Relevant Thesis-Based Degree Programs
Graduate Student Supervision
Master's Student Supervision
Theses completed in 2010 or later are listed below. Please note that there is a 6-12 month delay to add the latest theses.
Pancreatic ductal adenocarcinoma (PDAC) can be stratified into distinct transcriptomebased molecular subtypes, with the ‘basal-like’ (or ‘squamous’) subtype being associatedwith worse prognosis, compared to the ‘classical’ subtype. These subtypesare assigned based on Moffitt genes signature scores where scores above a thresholdvalue are indictive of the basal-like subtype. Furthermore, PDAC tumours have uniquemetabolic transcriptomic profiles based on stratification of glycolytic and cholesterogenicgenes which correlate with basal-like and classical gene expression patterns,respectively. The mitochondrial pyruvate complex (MPC) mediates the transport ofpyruvate into the mitochondria. The mitochondrial pyruvate carrier 1 (MPC1) gene,which encodes one of two subunits of MPC, is deleted in over 60% of metastatic PDACand PDAC glycolytic tumours have lowest levels of MPC1 expression. Using PDACtissue microarray data, our group found that reduced MPC1 protein expression correlateswith reduced survival in patients. Therefore, we hypothesized that targetingMPC1 will alter metabolic reprogramming which may modulate tumour aggressivenessin tumour models. Genomically and clinically annotated patient-derived tumourorganoids (PDOs) were generated from metastatic biopsies from patients enrolled inthe PanGen study. Baseline metabolism and metabolic flux were measured usingSeahorse XFe96 based glycolytic and mito stress tests, these testswere adapted for compatibilitywith PDOs. Baseline glycolysis and oxidative phosphorylation (OXPHOS)rates demonstrated high variability in glycolytic reserves highlighting the extent ofmetabolic reprogramming in PDOs. This variability in glycolytic reserve positivelyassociated with Moffitt gene signature scores where PDOs with larger reserves tendedto have higher Moffitt scores. To alter metabolic activity, eight PDOs were treated for48 hours with UK-5099, a MPC1 inhibitor, or SRT-1720. SRT-1720 is an activator ofsirtuin 1 (SIRT1) which deacetylates peroxisome proliferator-activated receptor gammacoactivator 1-alpha (PGC1?), enhancing its activity. PGC1? has been shown to increasetranscription of MPC1. Treatment with UK-5099 raised glycolysis and glycolyticcapacity in four PDOs tested and reduced maximal respiration rates in seven PDOs.Treatment with SRT-1720 reduced glycolytic capacity in two PDOs but did not alter OXPHOSrates. Taken together, these results elicit the variability in metabolic dependencyin PDOs to meet energy demands and the plasticity of metabolic reprogramming.

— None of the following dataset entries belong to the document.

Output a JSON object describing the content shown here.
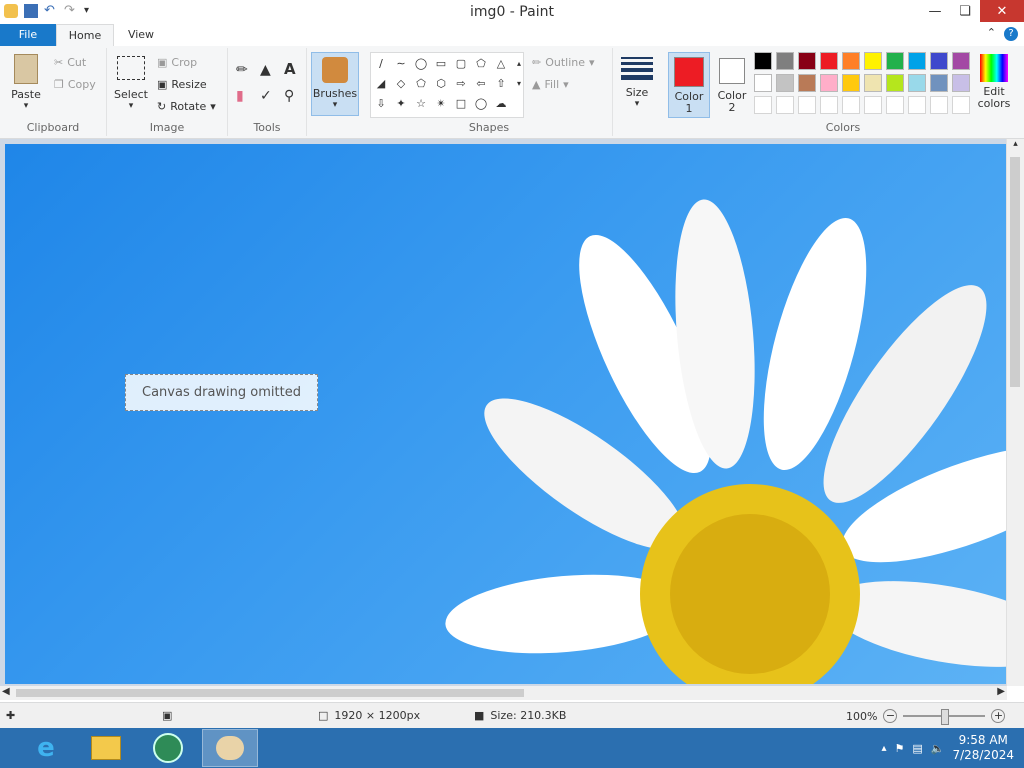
{
  "window": {
    "title": "img0 - Paint"
  },
  "tabs": {
    "file": "File",
    "home": "Home",
    "view": "View"
  },
  "clipboard": {
    "paste": "Paste",
    "cut": "Cut",
    "copy": "Copy",
    "label": "Clipboard"
  },
  "image": {
    "select": "Select",
    "crop": "Crop",
    "resize": "Resize",
    "rotate": "Rotate",
    "label": "Image"
  },
  "tools": {
    "label": "Tools"
  },
  "brushes": {
    "label": "Brushes"
  },
  "shapes": {
    "outline": "Outline",
    "fill": "Fill",
    "label": "Shapes"
  },
  "size": {
    "label": "Size"
  },
  "colors": {
    "color1": "Color 1",
    "color2": "Color 2",
    "edit": "Edit colors",
    "label": "Colors",
    "color1_value": "#ed1c24",
    "color2_value": "#ffffff",
    "palette_row1": [
      "#000000",
      "#7f7f7f",
      "#880015",
      "#ed1c24",
      "#ff7f27",
      "#fff200",
      "#22b14c",
      "#00a2e8",
      "#3f48cc",
      "#a349a4"
    ],
    "palette_row2": [
      "#ffffff",
      "#c3c3c3",
      "#b97a57",
      "#ffaec9",
      "#ffc90e",
      "#efe4b0",
      "#b5e61d",
      "#99d9ea",
      "#7092be",
      "#c8bfe7"
    ]
  },
  "canvas": {
    "note": "Canvas drawing omitted"
  },
  "status": {
    "dimensions": "1920 × 1200px",
    "size": "Size: 210.3KB",
    "zoom": "100%"
  },
  "clock": {
    "time": "9:58 AM",
    "date": "7/28/2024"
  }
}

Genitourinary malignancies are a diverse group of cancers with an ever expanding array of therapeutic options. This thesis addresses how predictive biomarkers can be derived to help in treatment allocation. First, we survey the challenges around developing predictive biomarkers for checkpoint inhibitors in metastatic urothelial carcinoma through a systematic review. Despite multiple efforts, no single biomarker could be developed. Often, promising biomarkers were developed in single cohorts, and the predictive value of these biomarkers cannot be evaluated without a comparable cohort of patients receiving non-checkpoint inhibitor based treatments.Second, we present a cohort of 103 patients with metastatic urothelial cancer who underwent a liquid biopsy for circulating tumour DNA. This shows that ctDNA can be used to generate clinically relevant genomic data; we correlate specific outcomes to mutations detected in the bloodThird, we study the potential role of whole genome and transcriptome analysis (WGTA). In a cohort of patients enrolled in early phase clinical trials, this approach could suggest trial allocation in 50% of cases, which is a 3-fold increase when compared to the data that would be expected from a DNA panel alone. In addition, a cohort of 7 patients with metastatic adrenocortical carcinoma (ACC) has undergone WGTA. We discuss specific genomic findings, and how these may be used to direct treatment.Overall, this thesis provides preliminary data on the application of genomic profiling on diverse cohorts of genitourinary cancers, and suggests future steps for biomarker development in this setting.